Skip to main content

Lis NIELSEN

Picture of Lis Nielsen
Title: Chief, Individual Behavioral Processes Branch
Office(s): Division of Behavioral and Social Research (DBSR)
Phone Number: 301-402-4156
Email Address: lisbeth.nielsen@nih.gov

Biography

Lis Nielsen is Chief of the National Institute on Aging’s (NIA) Individual Behavioral Processes Branch, which supports behavioral, psychological and integrative biobehavioral research on the mechanistic pathways linking social and behavioral factors to health in mid-life and older age. This Branch examines aging processes across the full life course, including early life influences on later life outcomes, as well as research on behavioral and social processes in midlife that play a causal role in shaping trajectories of aging. Nielsen manages the Psychological Development and Integrative Science portfolio, which supports transdisciplinary research in affective science, health psychology, life-span developmental psychology, neuroeconomics and social neuroscience. She coordinates NIA research initiatives on midlife reversibility of risk associated with early life adversity, conscientiousness and healthy aging, socioemotional influences on decision-making, subjective well-being, and stress measurement. She serves on the Implementation Team for the trans-NIH Science of Behavior Change (SOBC) Common Fund Program, which promotes a mechanisms-focused experimental medicine approach to behavior change intervention design. Nielsen is the Project Scientist on the Midlife in the United States (MIDUS) Study, an NIA-funded national longitudinal study of health and well-being. She has a BA in Philosophy from Rhodes College, MA in Psychology (cand. Psych.) from the University of Copenhagen, and a PhD in Cognitive Psychology and Cognitive Science from the University of Arizona. She held an NIA-funded NRSA Post-Doctoral Fellowship in Psychology of Aging at Stanford University. Her scientific interests and research lie at the intersection of affective science and aging research.

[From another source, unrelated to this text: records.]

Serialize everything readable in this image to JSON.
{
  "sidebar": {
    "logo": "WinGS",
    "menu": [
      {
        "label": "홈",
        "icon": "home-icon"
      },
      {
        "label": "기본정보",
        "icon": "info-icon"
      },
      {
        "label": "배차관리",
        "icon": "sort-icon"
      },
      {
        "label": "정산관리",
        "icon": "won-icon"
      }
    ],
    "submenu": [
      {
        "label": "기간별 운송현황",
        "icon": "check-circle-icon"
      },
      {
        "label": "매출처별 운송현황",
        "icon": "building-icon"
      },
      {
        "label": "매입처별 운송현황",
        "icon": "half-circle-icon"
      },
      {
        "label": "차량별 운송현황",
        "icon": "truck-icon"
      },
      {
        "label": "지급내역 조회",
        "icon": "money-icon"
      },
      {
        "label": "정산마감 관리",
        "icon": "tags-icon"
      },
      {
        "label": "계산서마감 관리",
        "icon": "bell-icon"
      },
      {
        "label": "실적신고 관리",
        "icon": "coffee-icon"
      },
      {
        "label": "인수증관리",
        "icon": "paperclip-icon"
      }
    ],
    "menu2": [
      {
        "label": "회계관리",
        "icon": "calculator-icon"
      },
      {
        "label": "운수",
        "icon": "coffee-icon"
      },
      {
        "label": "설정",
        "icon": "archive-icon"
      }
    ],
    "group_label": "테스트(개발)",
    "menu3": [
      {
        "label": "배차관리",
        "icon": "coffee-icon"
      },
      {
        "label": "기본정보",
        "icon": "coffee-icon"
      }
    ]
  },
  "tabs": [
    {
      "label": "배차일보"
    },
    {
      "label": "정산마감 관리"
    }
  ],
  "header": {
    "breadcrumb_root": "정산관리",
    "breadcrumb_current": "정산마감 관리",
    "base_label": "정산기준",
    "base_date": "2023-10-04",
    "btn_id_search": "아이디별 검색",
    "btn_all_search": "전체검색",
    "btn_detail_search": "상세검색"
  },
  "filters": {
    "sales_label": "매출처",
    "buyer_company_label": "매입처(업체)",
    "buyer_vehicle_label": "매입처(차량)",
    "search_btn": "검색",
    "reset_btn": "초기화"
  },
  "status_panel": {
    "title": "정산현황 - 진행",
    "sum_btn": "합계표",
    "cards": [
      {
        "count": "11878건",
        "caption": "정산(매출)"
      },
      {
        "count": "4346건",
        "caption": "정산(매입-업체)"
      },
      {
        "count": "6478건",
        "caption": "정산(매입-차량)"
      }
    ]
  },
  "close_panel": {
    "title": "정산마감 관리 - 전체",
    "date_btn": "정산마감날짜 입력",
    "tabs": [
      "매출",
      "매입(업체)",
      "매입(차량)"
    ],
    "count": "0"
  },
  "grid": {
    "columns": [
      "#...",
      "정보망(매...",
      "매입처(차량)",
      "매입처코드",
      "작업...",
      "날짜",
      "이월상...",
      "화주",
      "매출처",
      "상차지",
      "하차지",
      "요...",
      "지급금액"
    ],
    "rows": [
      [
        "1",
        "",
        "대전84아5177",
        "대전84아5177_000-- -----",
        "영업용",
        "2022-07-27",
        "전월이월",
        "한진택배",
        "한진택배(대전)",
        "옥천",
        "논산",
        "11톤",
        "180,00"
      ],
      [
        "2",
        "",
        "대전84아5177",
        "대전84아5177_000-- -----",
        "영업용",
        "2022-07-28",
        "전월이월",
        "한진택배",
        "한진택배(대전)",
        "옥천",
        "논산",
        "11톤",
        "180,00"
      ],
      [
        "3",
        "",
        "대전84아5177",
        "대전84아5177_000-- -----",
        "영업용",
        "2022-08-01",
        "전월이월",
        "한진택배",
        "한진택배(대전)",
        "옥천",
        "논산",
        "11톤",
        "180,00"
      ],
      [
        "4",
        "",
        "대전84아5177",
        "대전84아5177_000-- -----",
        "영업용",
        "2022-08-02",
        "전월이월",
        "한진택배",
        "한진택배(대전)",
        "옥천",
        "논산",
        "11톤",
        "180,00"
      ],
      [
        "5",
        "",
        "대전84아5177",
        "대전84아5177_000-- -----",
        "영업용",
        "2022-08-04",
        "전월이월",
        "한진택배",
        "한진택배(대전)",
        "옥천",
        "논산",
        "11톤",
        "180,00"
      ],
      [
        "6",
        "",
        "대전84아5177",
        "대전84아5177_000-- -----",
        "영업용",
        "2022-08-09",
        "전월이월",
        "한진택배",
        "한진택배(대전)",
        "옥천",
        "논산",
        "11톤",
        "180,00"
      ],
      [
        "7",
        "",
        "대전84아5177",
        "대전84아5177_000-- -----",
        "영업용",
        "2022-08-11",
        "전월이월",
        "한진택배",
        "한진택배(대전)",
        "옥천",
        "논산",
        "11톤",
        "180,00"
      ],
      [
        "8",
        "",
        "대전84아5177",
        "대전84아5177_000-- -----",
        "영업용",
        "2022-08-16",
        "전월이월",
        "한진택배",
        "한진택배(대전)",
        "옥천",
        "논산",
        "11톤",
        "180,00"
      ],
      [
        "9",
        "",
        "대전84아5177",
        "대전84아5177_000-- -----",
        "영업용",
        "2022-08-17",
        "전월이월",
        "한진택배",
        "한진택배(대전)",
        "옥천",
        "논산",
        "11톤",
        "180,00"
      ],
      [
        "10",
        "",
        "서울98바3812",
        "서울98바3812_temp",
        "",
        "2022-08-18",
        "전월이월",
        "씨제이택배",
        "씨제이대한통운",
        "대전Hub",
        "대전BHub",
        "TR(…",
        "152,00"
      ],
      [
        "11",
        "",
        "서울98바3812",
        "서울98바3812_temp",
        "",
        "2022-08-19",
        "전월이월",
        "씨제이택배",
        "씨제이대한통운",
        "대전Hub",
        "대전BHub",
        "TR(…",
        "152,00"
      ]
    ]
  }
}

Portfolio

  • Social, affective, and economic neuroscience of aging
  • Mechanisms of emotion, stress and health
  • Biosocial and biobehavioral integration
  • Emotional aging
  • Decision making and emotion-cognition interactions
  • Subjective well-being
  • Economic phenotypes
  • Personality and social cognition
  • Basic research on self-regulation
  • Science of behavior change
  • Decision making and well-being at the end of life

Inside NIA Blog Posts